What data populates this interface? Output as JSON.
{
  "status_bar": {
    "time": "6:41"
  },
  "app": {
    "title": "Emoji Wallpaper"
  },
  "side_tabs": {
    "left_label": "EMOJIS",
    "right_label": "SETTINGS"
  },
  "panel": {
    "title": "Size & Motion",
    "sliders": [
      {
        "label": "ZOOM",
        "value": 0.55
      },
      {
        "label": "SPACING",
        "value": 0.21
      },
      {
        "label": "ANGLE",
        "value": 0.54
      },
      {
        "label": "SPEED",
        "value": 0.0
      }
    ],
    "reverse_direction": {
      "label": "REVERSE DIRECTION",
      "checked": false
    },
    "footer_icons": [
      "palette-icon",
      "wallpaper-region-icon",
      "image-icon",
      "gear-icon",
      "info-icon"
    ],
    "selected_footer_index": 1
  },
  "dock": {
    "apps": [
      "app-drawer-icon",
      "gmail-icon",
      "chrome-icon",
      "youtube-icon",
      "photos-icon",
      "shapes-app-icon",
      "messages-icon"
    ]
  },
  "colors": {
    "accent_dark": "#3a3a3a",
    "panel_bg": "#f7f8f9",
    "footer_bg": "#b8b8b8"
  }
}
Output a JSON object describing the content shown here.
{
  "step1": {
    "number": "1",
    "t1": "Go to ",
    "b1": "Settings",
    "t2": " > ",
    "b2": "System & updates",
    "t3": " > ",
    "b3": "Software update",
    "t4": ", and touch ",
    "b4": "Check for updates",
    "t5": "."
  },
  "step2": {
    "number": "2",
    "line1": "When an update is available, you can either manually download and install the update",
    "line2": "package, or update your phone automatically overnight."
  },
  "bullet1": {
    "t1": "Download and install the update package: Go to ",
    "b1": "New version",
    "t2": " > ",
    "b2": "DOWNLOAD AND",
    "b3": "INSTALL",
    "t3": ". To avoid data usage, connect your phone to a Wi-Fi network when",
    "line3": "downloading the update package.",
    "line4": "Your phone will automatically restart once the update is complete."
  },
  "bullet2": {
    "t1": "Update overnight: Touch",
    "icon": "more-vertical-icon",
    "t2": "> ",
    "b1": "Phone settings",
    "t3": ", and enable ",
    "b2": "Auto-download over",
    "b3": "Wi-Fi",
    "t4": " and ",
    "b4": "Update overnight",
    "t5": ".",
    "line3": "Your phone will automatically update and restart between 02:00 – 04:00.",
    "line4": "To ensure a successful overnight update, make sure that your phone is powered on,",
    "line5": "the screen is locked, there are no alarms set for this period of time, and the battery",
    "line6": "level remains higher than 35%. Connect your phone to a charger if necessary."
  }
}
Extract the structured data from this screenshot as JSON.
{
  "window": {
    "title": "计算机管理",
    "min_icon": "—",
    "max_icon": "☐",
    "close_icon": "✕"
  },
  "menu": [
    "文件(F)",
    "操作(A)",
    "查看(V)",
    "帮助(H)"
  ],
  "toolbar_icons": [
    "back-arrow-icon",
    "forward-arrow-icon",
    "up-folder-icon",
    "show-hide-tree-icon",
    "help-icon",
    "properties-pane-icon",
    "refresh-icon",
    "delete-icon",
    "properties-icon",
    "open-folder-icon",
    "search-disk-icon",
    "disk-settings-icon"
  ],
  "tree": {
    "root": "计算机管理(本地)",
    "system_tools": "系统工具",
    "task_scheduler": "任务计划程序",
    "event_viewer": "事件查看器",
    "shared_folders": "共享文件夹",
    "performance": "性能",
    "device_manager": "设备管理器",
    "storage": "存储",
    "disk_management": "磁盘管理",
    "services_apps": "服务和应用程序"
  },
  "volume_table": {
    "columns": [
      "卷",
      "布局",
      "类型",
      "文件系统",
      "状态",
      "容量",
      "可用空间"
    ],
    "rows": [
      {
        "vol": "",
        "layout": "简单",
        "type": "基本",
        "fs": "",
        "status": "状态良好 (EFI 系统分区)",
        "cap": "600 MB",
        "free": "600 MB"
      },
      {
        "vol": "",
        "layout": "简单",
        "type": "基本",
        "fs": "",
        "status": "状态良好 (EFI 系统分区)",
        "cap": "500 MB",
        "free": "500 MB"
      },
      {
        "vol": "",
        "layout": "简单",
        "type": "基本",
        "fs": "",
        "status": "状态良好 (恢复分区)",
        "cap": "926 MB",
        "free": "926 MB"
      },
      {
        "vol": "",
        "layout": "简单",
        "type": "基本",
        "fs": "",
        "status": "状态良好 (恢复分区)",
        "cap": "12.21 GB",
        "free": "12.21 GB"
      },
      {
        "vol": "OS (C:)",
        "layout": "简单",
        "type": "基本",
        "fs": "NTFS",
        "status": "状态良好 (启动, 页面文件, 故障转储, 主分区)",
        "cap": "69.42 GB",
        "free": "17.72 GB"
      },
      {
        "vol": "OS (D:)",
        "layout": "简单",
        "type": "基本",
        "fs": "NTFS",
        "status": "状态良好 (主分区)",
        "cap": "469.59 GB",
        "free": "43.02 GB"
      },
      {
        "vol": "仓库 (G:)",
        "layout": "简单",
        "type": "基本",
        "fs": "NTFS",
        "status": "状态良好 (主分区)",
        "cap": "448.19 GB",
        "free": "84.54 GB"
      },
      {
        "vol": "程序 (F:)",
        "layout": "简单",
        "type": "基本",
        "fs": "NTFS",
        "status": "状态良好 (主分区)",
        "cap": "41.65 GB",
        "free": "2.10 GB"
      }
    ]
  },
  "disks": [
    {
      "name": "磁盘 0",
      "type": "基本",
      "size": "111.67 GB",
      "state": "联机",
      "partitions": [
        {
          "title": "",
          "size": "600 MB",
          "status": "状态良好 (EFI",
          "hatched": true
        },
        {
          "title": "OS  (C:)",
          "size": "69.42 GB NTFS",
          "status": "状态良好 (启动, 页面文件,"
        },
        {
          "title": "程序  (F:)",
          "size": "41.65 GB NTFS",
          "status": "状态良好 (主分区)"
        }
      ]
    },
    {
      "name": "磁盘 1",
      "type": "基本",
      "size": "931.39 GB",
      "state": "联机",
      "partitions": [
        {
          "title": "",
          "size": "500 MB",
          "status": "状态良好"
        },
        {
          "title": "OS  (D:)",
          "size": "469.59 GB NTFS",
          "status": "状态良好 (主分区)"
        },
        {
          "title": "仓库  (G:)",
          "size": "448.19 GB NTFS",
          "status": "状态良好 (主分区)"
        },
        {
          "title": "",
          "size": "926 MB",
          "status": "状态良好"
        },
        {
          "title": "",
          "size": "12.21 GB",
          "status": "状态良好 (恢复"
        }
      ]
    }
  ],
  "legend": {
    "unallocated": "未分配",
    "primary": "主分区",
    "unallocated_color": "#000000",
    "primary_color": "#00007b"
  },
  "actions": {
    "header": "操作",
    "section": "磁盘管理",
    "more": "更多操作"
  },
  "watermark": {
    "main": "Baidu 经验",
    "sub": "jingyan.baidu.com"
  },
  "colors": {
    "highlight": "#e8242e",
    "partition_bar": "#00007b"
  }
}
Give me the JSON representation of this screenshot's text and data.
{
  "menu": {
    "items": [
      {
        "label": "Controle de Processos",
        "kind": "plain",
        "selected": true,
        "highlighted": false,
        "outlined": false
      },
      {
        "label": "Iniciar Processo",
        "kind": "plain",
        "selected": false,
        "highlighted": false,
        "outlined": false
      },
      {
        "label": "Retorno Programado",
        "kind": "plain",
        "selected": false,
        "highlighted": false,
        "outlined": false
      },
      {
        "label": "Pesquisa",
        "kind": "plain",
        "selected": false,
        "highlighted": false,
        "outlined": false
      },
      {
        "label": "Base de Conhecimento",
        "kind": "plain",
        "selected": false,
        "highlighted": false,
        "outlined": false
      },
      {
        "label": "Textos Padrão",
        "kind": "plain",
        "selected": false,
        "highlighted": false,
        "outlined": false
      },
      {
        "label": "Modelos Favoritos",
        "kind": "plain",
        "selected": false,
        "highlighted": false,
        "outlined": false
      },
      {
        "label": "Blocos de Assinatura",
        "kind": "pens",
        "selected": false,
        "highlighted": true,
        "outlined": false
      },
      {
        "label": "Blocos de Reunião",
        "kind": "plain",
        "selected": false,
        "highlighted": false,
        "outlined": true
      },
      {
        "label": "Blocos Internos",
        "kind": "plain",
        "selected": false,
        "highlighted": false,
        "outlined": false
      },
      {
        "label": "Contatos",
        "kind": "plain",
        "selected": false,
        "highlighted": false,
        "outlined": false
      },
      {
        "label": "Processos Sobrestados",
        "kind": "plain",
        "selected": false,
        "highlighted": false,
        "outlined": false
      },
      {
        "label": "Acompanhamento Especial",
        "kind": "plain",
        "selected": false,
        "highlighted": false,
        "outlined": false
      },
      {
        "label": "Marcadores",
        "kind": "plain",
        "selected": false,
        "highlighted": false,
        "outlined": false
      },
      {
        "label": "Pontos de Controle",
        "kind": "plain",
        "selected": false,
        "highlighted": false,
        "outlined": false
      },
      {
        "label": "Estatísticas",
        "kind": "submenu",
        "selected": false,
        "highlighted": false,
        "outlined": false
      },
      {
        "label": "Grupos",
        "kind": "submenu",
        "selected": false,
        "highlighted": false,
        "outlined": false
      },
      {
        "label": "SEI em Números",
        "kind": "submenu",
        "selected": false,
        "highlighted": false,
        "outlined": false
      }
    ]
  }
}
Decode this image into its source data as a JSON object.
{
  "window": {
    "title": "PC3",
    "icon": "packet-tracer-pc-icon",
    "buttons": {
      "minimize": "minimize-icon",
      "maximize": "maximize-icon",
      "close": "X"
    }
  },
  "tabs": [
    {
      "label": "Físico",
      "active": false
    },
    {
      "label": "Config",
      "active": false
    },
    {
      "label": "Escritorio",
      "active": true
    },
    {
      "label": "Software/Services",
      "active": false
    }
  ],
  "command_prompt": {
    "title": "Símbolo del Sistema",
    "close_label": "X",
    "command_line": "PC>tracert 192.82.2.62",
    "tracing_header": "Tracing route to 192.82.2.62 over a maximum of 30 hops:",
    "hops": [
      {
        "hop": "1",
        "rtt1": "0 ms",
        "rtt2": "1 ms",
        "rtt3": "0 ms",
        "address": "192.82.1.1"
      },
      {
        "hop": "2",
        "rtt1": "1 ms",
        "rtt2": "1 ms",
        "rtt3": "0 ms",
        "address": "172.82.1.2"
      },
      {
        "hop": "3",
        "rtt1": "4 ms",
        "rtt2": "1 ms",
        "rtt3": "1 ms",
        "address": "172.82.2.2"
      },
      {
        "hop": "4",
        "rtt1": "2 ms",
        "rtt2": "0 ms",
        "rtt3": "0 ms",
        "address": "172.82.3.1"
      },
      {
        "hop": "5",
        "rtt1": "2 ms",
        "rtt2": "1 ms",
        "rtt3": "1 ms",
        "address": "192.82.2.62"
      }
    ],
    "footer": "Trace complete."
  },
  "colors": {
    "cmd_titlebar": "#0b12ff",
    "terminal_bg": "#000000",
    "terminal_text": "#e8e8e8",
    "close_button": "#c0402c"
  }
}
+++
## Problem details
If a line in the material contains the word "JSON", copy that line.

## Result
What data populates this interface? Output as JSON.
Output a JSON object describing the content shown here.
Extract the structured data from this screenshot as JSON.
Give me the JSON representation of this screenshot's text and data.
Decode this image into its source data as a JSON object.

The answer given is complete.